Report each line of the listing that carries the word "name".
*** Block opens ***
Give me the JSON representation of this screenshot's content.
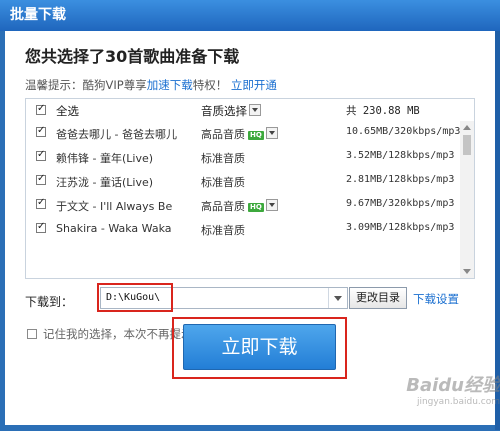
{
  "window": {
    "title": "批量下载"
  },
  "heading": "您共选择了30首歌曲准备下载",
  "tip": {
    "prefix": "温馨提示：酷狗VIP尊享",
    "link1": "加速下载",
    "middle": "特权！",
    "link2": "立即开通"
  },
  "list": {
    "header": {
      "select_all": "全选",
      "quality": "音质选择",
      "total": "共 230.88 MB"
    },
    "rows": [
      {
        "name": "爸爸去哪儿 - 爸爸去哪儿",
        "quality": "高品音质",
        "hq": "HQ",
        "has_dropdown": true,
        "size": "10.65MB/320kbps/mp3"
      },
      {
        "name": "赖伟锋 - 童年(Live)",
        "quality": "标准音质",
        "hq": "",
        "has_dropdown": false,
        "size": "3.52MB/128kbps/mp3"
      },
      {
        "name": "汪苏泷 - 童话(Live)",
        "quality": "标准音质",
        "hq": "",
        "has_dropdown": false,
        "size": "2.81MB/128kbps/mp3"
      },
      {
        "name": "于文文 - I'll Always Be",
        "quality": "高品音质",
        "hq": "HQ",
        "has_dropdown": true,
        "size": "9.67MB/320kbps/mp3"
      },
      {
        "name": "Shakira - Waka Waka",
        "quality": "标准音质",
        "hq": "",
        "has_dropdown": false,
        "size": "3.09MB/128kbps/mp3"
      }
    ]
  },
  "download_to": {
    "label": "下载到：",
    "path": "D:\\KuGou\\",
    "change_button": "更改目录",
    "settings_link": "下载设置"
  },
  "remember": {
    "label": "记住我的选择，本次不再提示"
  },
  "download_button": "立即下载",
  "watermark": {
    "logo": "Baidu经验",
    "url": "jingyan.baidu.com"
  },
  "colors": {
    "accent": "#1a6fd0",
    "highlight": "#d9251d",
    "hq_badge": "#3da93d"
  }
}
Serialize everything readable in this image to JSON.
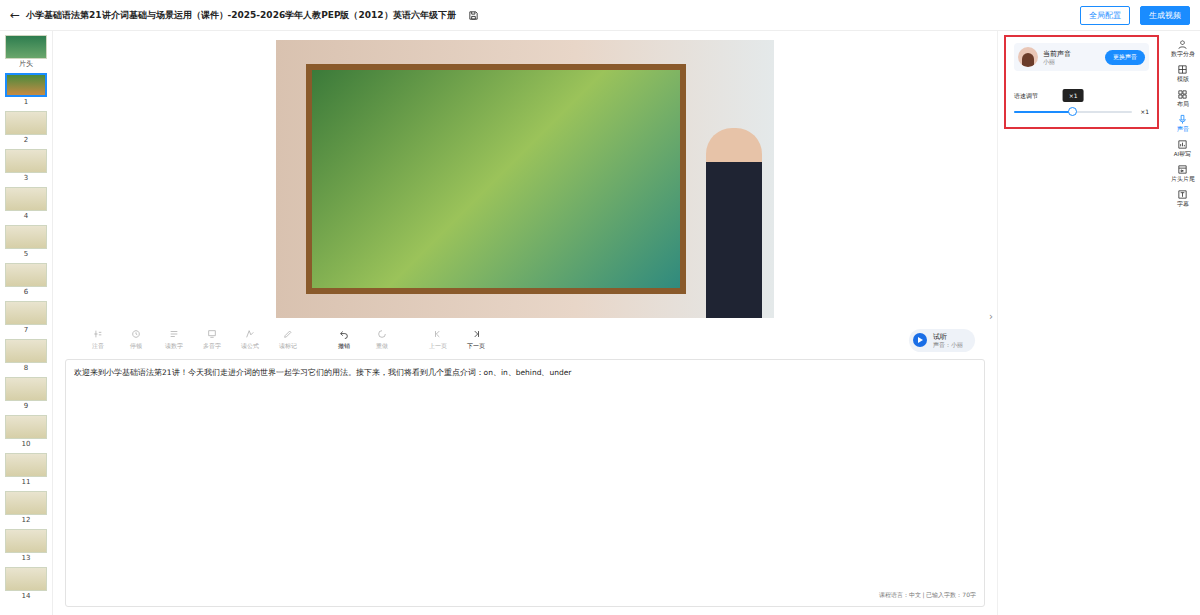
{
  "header": {
    "back": "←",
    "title": "小学基础语法第21讲介词基础与场景运用（课件）-2025-2026学年人教PEP版（2012）英语六年级下册",
    "buttons": [
      {
        "label": "全局配置",
        "primary": false
      },
      {
        "label": "生成视频",
        "primary": true
      }
    ]
  },
  "slides": {
    "intro_label": "片头",
    "items": [
      {
        "number": "1",
        "selected": true
      },
      {
        "number": "2",
        "selected": false
      },
      {
        "number": "3",
        "selected": false
      },
      {
        "number": "4",
        "selected": false
      },
      {
        "number": "5",
        "selected": false
      },
      {
        "number": "6",
        "selected": false
      },
      {
        "number": "7",
        "selected": false
      },
      {
        "number": "8",
        "selected": false
      },
      {
        "number": "9",
        "selected": false
      },
      {
        "number": "10",
        "selected": false
      },
      {
        "number": "11",
        "selected": false
      },
      {
        "number": "12",
        "selected": false
      },
      {
        "number": "13",
        "selected": false
      },
      {
        "number": "14",
        "selected": false
      }
    ]
  },
  "toolbar": {
    "tools": [
      {
        "label": "注音",
        "disabled": true
      },
      {
        "label": "停顿",
        "disabled": true
      },
      {
        "label": "读数字",
        "disabled": true
      },
      {
        "label": "多音字",
        "disabled": true
      },
      {
        "label": "读公式",
        "disabled": true
      },
      {
        "label": "读标记",
        "disabled": true
      },
      {
        "label": "撤销",
        "disabled": false
      },
      {
        "label": "重做",
        "disabled": true
      },
      {
        "label": "上一页",
        "disabled": true
      },
      {
        "label": "下一页",
        "disabled": false
      }
    ],
    "preview": {
      "label": "试听",
      "voice": "声音：小丽"
    }
  },
  "script": {
    "text": "欢迎来到小学基础语法第21讲！今天我们走进介词的世界一起学习它们的用法。接下来，我们将看到几个重点介词：on、in、behind、under",
    "status": "课程语言：中文 | 已输入字数：70字"
  },
  "voice_panel": {
    "title": "当前声音",
    "name": "小丽",
    "change_button": "更换声音",
    "speed": {
      "label": "语速调节",
      "level": 0.5,
      "tooltip": "×1",
      "reading": "×1"
    }
  },
  "rail": [
    {
      "label": "数字分身",
      "selected": false
    },
    {
      "label": "模版",
      "selected": false
    },
    {
      "label": "布局",
      "selected": false
    },
    {
      "label": "声音",
      "selected": true
    },
    {
      "label": "AI帮写",
      "selected": false
    },
    {
      "label": "片头片尾",
      "selected": false
    },
    {
      "label": "字幕",
      "selected": false
    }
  ]
}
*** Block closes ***
* [RESULT OF THIS EXERCISE]
        "name": "爸爸去哪儿 - 爸爸去哪儿",
        "name": "赖伟锋 - 童年(Live)",
        "name": "汪苏泷 - 童话(Live)",
        "name": "于文文 - I'll Always Be",
        "name": "Shakira - Waka Waka",
    "name": "小丽",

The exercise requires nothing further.